How do I know he’s the one? How do I know I’m ready to get married? How can I possibly be sure when he’s the only man I’ve ever loved?
You’d think those questions would have plagued me as a twenty-one year old bride. I never thought I’d get married young. I never wanted to.
Wasn’t I too young? Too hopeful? Too naive to marry the first man I had ever loved… let alone dated?
As a little girl, I would pull petals off the daisies growing in the field behind our house, reciting the capricious childhood rhyme he loves me… he loves me not… he loves me… he loves me not. Those same petal-pulling wrists that firmly gripped my bridal bouquet no longer felt the need to question it. I looked at my reflection in the mirror, dressed in white with fresh daisies in my hair, and I’d never been more certain of anything in my life.
He was the one I wanted to become one with.
But was I ready?
My husband Joseph and I fell in love in during our college-days. It was a long-distance relationship via spotty Skype calls and pay-by-the-character text messages. We would spend hours talking on the phone every single night and did not miss out on the prime opportunity afforded by long distance romance: handwritten love letters. We wrote pages and pages of romantic correspondence that are saved in a little box to this day.
He popped the question during Christmas break, and we tied the knot the summer after graduation. It was a blissful blur of celebrations, happy feelings, and young love.
But at only 21 years old, was I ready to be a wife? The new title still sounded terrifying. And, no matter how many times I’d practiced writing my soon-to-be name in the margins of my favorite notebook, Mrs. Giovannucci reminded me more of my future mother-in-law than another name for myself.
According to the 2020 US Census, the average American woman gets married at the age 28. And that has certainly been true of my friend group. Barely out of my teen years, I was the odd one out. And statistics weren’t in my favor, either. The data shows that those who wait until they are 25 years or older are 24 percent less likely to get divorced. Young marriages often begin with immature passion and end with it too.
So how did I know I was ready? In a way I wasn’t. But we were.
Marriage takes two people, and we were ready to do it together.
Commitment brings confidence

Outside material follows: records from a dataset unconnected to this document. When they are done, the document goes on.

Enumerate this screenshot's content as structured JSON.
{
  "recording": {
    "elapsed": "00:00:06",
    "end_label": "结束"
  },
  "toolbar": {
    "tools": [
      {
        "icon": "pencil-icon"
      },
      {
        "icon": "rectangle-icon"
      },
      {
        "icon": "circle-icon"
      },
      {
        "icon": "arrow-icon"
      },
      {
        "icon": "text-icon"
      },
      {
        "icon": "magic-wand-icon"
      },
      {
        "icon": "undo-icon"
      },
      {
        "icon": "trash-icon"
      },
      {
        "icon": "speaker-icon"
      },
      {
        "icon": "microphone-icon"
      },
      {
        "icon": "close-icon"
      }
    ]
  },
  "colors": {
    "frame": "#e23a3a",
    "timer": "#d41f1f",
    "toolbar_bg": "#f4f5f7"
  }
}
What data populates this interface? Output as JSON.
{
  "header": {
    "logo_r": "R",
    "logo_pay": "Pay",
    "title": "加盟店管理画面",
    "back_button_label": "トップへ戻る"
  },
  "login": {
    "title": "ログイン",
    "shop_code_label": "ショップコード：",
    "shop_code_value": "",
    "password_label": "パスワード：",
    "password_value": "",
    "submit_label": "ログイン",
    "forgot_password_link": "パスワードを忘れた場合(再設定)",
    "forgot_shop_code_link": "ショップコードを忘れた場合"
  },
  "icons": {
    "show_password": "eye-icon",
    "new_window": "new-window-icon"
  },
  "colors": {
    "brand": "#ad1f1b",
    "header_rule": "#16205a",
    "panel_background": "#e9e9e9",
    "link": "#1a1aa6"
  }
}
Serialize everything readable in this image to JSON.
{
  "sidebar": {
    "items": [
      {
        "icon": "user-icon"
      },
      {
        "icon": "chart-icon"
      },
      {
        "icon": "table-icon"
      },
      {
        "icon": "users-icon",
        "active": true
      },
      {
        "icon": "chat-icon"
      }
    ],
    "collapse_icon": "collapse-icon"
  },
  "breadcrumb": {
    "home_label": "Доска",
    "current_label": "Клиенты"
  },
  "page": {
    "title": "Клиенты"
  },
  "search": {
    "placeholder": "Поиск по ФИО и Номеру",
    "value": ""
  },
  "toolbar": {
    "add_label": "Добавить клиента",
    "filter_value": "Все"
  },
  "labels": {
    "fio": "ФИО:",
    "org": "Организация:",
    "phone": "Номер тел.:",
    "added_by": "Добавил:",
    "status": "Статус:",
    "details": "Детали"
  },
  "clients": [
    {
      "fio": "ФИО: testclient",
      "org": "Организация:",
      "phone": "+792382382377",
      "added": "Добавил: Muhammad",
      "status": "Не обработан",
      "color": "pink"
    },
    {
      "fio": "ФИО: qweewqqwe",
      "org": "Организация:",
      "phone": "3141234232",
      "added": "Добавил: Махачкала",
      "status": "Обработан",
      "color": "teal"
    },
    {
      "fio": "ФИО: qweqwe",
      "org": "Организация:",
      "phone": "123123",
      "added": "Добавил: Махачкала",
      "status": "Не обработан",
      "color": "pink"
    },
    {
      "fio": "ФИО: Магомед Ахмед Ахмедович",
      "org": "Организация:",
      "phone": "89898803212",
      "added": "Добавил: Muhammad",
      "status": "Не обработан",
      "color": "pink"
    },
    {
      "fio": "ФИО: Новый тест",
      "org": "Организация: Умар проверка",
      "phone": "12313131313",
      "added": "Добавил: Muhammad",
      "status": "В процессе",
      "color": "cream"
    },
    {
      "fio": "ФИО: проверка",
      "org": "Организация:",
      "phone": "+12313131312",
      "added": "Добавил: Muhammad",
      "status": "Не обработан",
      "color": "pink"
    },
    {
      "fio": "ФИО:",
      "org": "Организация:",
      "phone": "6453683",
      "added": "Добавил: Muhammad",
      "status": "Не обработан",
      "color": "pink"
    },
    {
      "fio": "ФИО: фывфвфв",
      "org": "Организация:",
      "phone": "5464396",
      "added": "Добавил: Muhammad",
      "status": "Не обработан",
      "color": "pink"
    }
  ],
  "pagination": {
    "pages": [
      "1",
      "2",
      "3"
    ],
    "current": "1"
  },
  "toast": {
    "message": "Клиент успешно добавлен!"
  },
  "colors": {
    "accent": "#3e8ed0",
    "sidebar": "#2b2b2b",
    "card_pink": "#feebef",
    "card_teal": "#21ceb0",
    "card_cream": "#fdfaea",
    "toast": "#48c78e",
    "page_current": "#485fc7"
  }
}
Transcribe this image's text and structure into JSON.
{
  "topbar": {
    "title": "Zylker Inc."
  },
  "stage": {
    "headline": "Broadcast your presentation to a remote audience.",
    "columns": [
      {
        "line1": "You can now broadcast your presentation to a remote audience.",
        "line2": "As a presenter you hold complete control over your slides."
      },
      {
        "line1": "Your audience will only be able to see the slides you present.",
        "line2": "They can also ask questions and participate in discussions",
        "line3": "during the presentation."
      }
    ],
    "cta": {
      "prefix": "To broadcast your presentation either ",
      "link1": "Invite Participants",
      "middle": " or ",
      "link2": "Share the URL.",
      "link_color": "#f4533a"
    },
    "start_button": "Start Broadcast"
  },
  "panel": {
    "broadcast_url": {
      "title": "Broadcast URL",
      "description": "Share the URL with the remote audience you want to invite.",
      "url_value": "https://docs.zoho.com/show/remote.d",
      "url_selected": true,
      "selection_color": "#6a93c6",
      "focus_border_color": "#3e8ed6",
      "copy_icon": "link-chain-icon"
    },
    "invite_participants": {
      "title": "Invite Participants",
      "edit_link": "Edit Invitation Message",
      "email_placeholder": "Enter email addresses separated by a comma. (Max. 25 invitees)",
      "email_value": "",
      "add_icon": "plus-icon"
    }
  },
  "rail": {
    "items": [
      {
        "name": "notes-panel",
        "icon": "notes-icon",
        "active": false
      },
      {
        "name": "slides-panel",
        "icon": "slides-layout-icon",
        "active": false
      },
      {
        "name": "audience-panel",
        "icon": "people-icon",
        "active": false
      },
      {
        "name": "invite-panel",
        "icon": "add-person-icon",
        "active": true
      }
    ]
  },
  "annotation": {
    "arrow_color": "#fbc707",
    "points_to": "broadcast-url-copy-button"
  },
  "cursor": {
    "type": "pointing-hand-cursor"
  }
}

People think they need to be confident in order to be committed. But it’s often the other way around. When we decided to get married, we weren’t sure where we’d live, where he’d get accepted to school, what I’d do for a job, or how many kids we wanted to have. But we knew one thing: we would do it together. Life is full of so many unknowns which is why marriage is meant to come before cohabitation and family. Our willingness to commit to each other brought the confidence we needed to face life together.
And seven years later, I don’t have a doubt in my mind that he was the one. How do I know? Because getting married isn’t so much about finding the one. It’s about becoming one. The two become one. And together, that commitment builds confidence.
On Bec0ming One
Genesis 2:24: “Therefore a man shall leave his father and his mother and hold fast to his wife, and they shall become one flesh.“
Every time my husband dresses our little girl in her church clothes while I rush around the house trying to get out the door, I know. Every time he helps set the table before company comes so our home can be full of love and laughter, I know. Every time he shares his new favorite song so I can sing along, every time he waits for me to come to bed before he turns out the lights, every time he makes me feel like the most beautiful woman in the world, I know. Every time he pulls over to help someone at the scene of an accident or tells me how he visited our dying neighbor in Hospice, I know we are one.
It isn’t one thing.
It’s all the things.
It’s moving through life together with intimacy and intentionality. It’s looking at each other, not with rose colored glasses, but with the faded warmth of vintage photographs.
This is the marriage, this is the life we are building together – the life we will one day look back on with a photo album’s worth of memories.
The unity of marriage is not simply for our own sake. It’s for our children. For our neighbors. For our church. For our world. We do not merely gaze romantically into each other’s eyes like sweethearts at a 50’s diner. We passionately gaze together in the same direction. When you do marriage God’s way – you do not simply ask what can they do for me? Or what can I do for them? But what can we do together… for the glory of God?
On our wedding day we sang the old hymn “Take My Life and Let it Be”. You’re probably well acquainted with the familiar tune. The very last verse was our prayer, praying that our love would always be Ever, Only, All for Thee.
"Take my life, and let it be Consecrated, Lord, to Thee; Take my moments and my days, Let them flow in ceaseless praise, Let them flow in ceaseless praise. Take my hands, and let them move At the impulse of Thy love; Take my feet and let them be Swift and beautiful for Thee, Swift and beautiful for Thee. Take my voice, and let me sing Always, only, for my King; Take my lips, and let them be Filled with messages from Thee, Filled with messages from Thee. Take my silver and my gold; Not a mite would I withhold; Take my intellect, and use Every power as Thou shalt choose, Every power as Thou shalt choose. Take my will, and make it Thine; It shall be no longer mine. Take my heart; it is Thine own; It shall be Thy royal throne, It shall be Thy royal throne. Take my love; my Lord, I pour At Thy feet its treasure-store. Take myself, and I will be Ever, only, all for Thee, Ever, only, all for Thee."